SOMA developer Frictional Games has revealed in the game's six month post-mortem that while it took five years to develop, it still hasn't quite turned a profit yet, although sales currently sit at 250,000 units. The studio also revealed that mod development for the game hasn't been particularly strong.
"The total number of sales, across all platforms, is currently at a bit over 250,000 units. This is pretty good; it'll only take 20k - 30k more until we've earned back our entire investment in the project," said the developer in the. Encouragingly, sales are steady at about 125 units per day; at that rate, SOMA will hit its target before 2016 has ended.

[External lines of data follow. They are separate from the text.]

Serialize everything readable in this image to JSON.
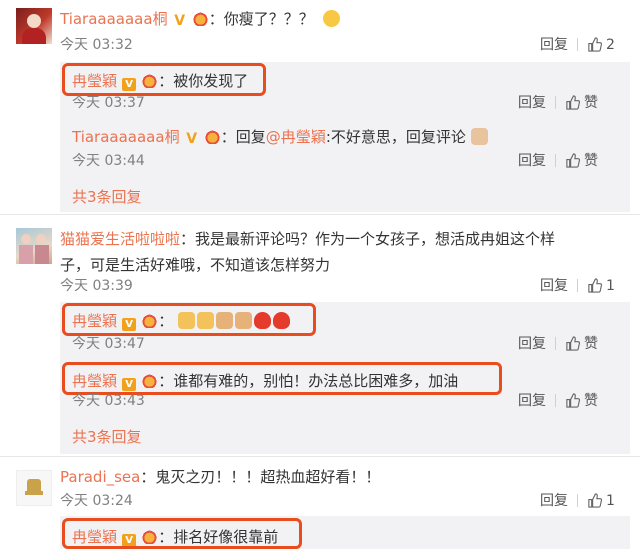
{
  "c1": {
    "name": "Tiaraaaaaaa桐",
    "sep": "：",
    "text": "你瘦了？？？",
    "time": "今天 03:32",
    "reply": "回复",
    "likes": "2",
    "replies": [
      {
        "name": "冉瑩穎",
        "sep": "：",
        "text": "被你发现了",
        "time": "今天 03:37",
        "reply": "回复",
        "likes": "赞"
      },
      {
        "name": "Tiaraaaaaaa桐",
        "sep": "：",
        "prefix": "回复",
        "at": "@冉瑩穎",
        "text": ":不好意思，回复评论",
        "time": "今天 03:44",
        "reply": "回复",
        "likes": "赞"
      }
    ],
    "more": "共3条回复"
  },
  "c2": {
    "name": "猫猫爱生活啦啦啦",
    "sep": "：",
    "line1": "我是最新评论吗？作为一个女孩子，想活成冉姐这个样",
    "line2": "子，可是生活好难哦，不知道该怎样努力",
    "time": "今天 03:39",
    "reply": "回复",
    "likes": "1",
    "replies": [
      {
        "name": "冉瑩穎",
        "sep": "：",
        "time": "今天 03:47",
        "reply": "回复",
        "likes": "赞"
      },
      {
        "name": "冉瑩穎",
        "sep": "：",
        "text": "谁都有难的，别怕！办法总比困难多，加油",
        "time": "今天 03:43",
        "reply": "回复",
        "likes": "赞"
      }
    ],
    "more": "共3条回复"
  },
  "c3": {
    "name": "Paradi_sea",
    "sep": "：",
    "text": "鬼灭之刃！！！超热血超好看！！",
    "time": "今天 03:24",
    "reply": "回复",
    "likes": "1",
    "replies": [
      {
        "name": "冉瑩穎",
        "sep": "：",
        "text": "排名好像很靠前"
      }
    ]
  },
  "colors": {
    "name": "#eb7350",
    "highlight": "#e94d1e",
    "reply_bg": "#f2f2f5"
  }
}
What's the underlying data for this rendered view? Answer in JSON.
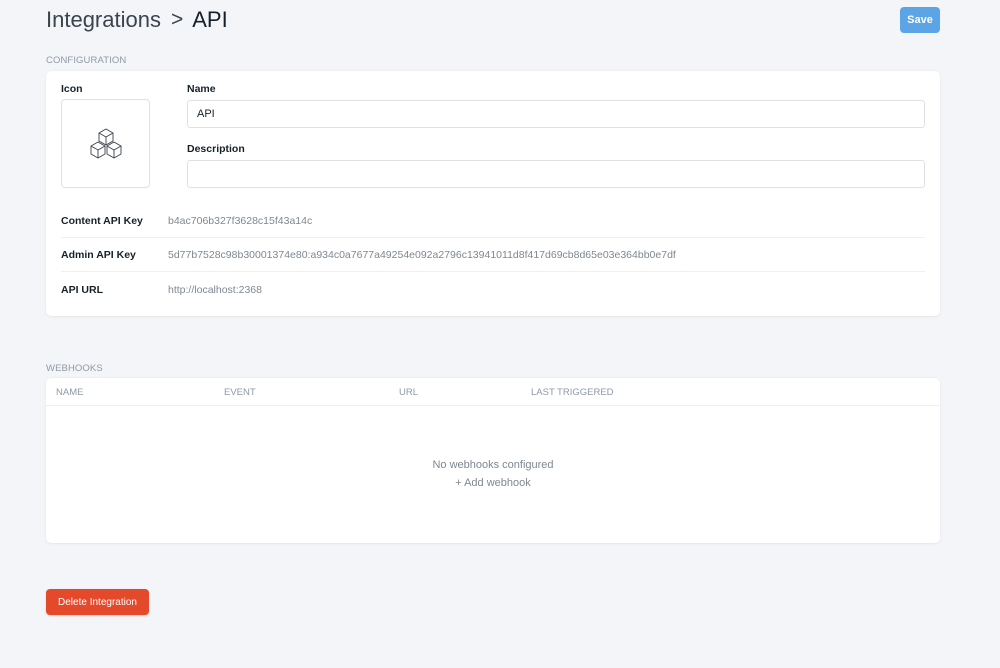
{
  "breadcrumb": {
    "parent": "Integrations",
    "separator": ">",
    "current": "API"
  },
  "header": {
    "save_label": "Save"
  },
  "configuration": {
    "section_label": "CONFIGURATION",
    "icon_label": "Icon",
    "icon_name": "cubes-icon",
    "name_label": "Name",
    "name_value": "API",
    "description_label": "Description",
    "description_value": "",
    "keys": [
      {
        "label": "Content API Key",
        "value": "b4ac706b327f3628c15f43a14c"
      },
      {
        "label": "Admin API Key",
        "value": "5d77b7528c98b30001374e80:a934c0a7677a49254e092a2796c13941011d8f417d69cb8d65e03e364bb0e7df"
      },
      {
        "label": "API URL",
        "value": "http://localhost:2368"
      }
    ]
  },
  "webhooks": {
    "section_label": "WEBHOOKS",
    "columns": [
      "NAME",
      "EVENT",
      "URL",
      "LAST TRIGGERED"
    ],
    "empty_message": "No webhooks configured",
    "add_label": "+ Add webhook"
  },
  "footer": {
    "delete_label": "Delete Integration"
  },
  "colors": {
    "background": "#f4f5f8",
    "save_button": "#5ba4e5",
    "delete_button": "#e4492c"
  }
}
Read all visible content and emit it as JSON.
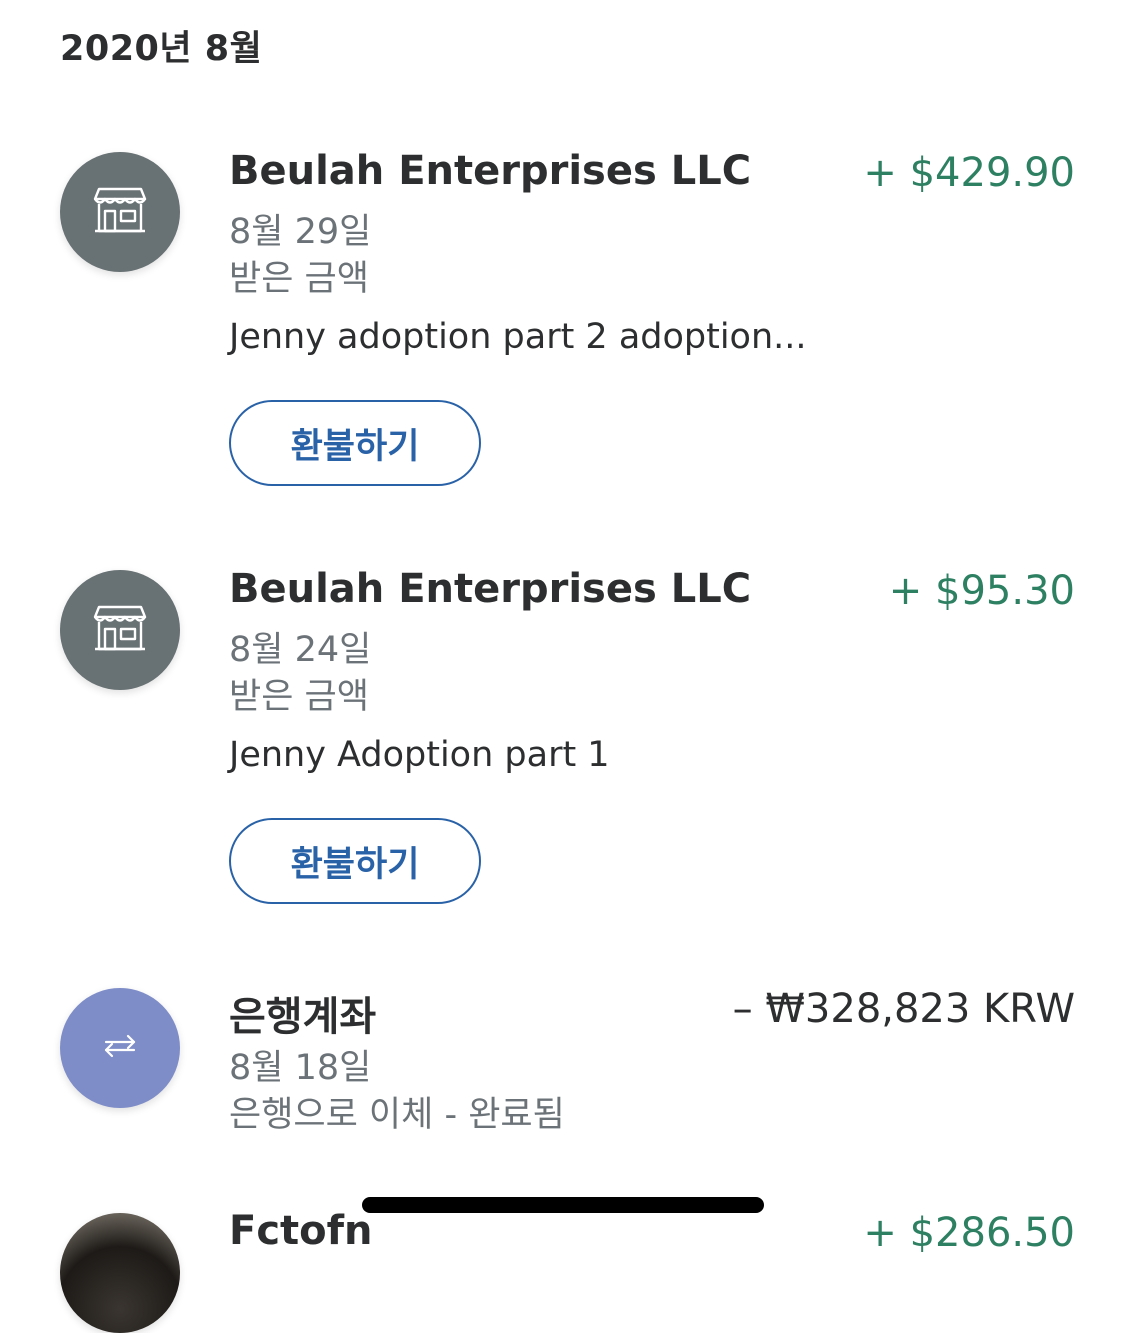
{
  "month_header": "2020년 8월",
  "colors": {
    "credit": "#2e8063",
    "button": "#2a62a8",
    "merchant_avatar": "#687173",
    "transfer_avatar": "#7e8dc8"
  },
  "transactions": [
    {
      "name": "Beulah Enterprises LLC",
      "amount": "+ $429.90",
      "date": "8월 29일",
      "type": "받은 금액",
      "note": "Jenny adoption part 2 adoption...",
      "button": "환불하기",
      "icon": "storefront-icon"
    },
    {
      "name": "Beulah Enterprises LLC",
      "amount": "+ $95.30",
      "date": "8월 24일",
      "type": "받은 금액",
      "note": "Jenny Adoption part 1",
      "button": "환불하기",
      "icon": "storefront-icon"
    },
    {
      "name": "은행계좌",
      "amount": "– ₩328,823 KRW",
      "date": "8월 18일",
      "type": "은행으로 이체 - 완료됨",
      "icon": "transfer-arrows-icon"
    },
    {
      "name": "Fctofn",
      "amount": "+ $286.50",
      "icon": "profile-photo"
    }
  ]
}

Frictional takes it in stride, however, stating that while SOMA was a "really ambitious project which took 5 years to develop," the very fact it'll finally turn a profit after such a huge investment is encouraging. According to the developer, it gives them the confidence to work on large, complex projects knowing that they'll eventually recoup the money spent.
The studio is also disappointed with the mod support for SOMA, unfavourably comparing it with its previous title Amnesia: A Machine for Pigs. While Amnesia has enjoyed almost 450 finished mods, "so far only 5 custom stories (2 on moddb and 3 on steam workshop) have been released." The post went on to state that while they've appreciated what content has been done for SOMA, the studio expected more. "Just about everything in the game is controlled via script and modding allows you to replace any file, making it much more powerful than in Amnesia. Because of this, we'd hoped to see people do really crazy things with mods, but apart from Wuss Mode and a location tracking Omnitool there isn't much out there."
The best part of the game for Frictional, however, has been the positive reaction to SOMA, and the philosophical discussions it engendered. The studio cited the debate on whether the game's (semi) protagonist was evil or not, and the controversy over. "By far the most surprising reaction we've had yet has got to be one guy mailing us saying that the game inspired him to fly to the US and propose to his girlfriend. We've always seen SOMA as a rather bleak game, and it was really interesting to see how some people actually found it uplifting and inspiring," Frictonal marveled.
So, what was the lesson learned from SOMA? Frictional states that they'll try to release games that are thematically and tonally different in the future, because too-similar games hurt sales. "The moment that SOMA came out, sales of Amnesia: The Dark Descent went down too, and has stayed down ever since. We saw the same happening when we released Amnesia: A Machine For Pigs, but since SOMA is in many ways quite different from Amnesia, we thought it wouldn't happen this time. But it did, and the reason seems to be that people lump both titles under a 'Current Horror From Frictional Games' label." The studio went on to reveal that for the first time in its history, it was developing two games at once.
SOMA was launched last September 2015 and earned a glowing 9.0/10 score in GameWatcher's, and earned serious consideration in the .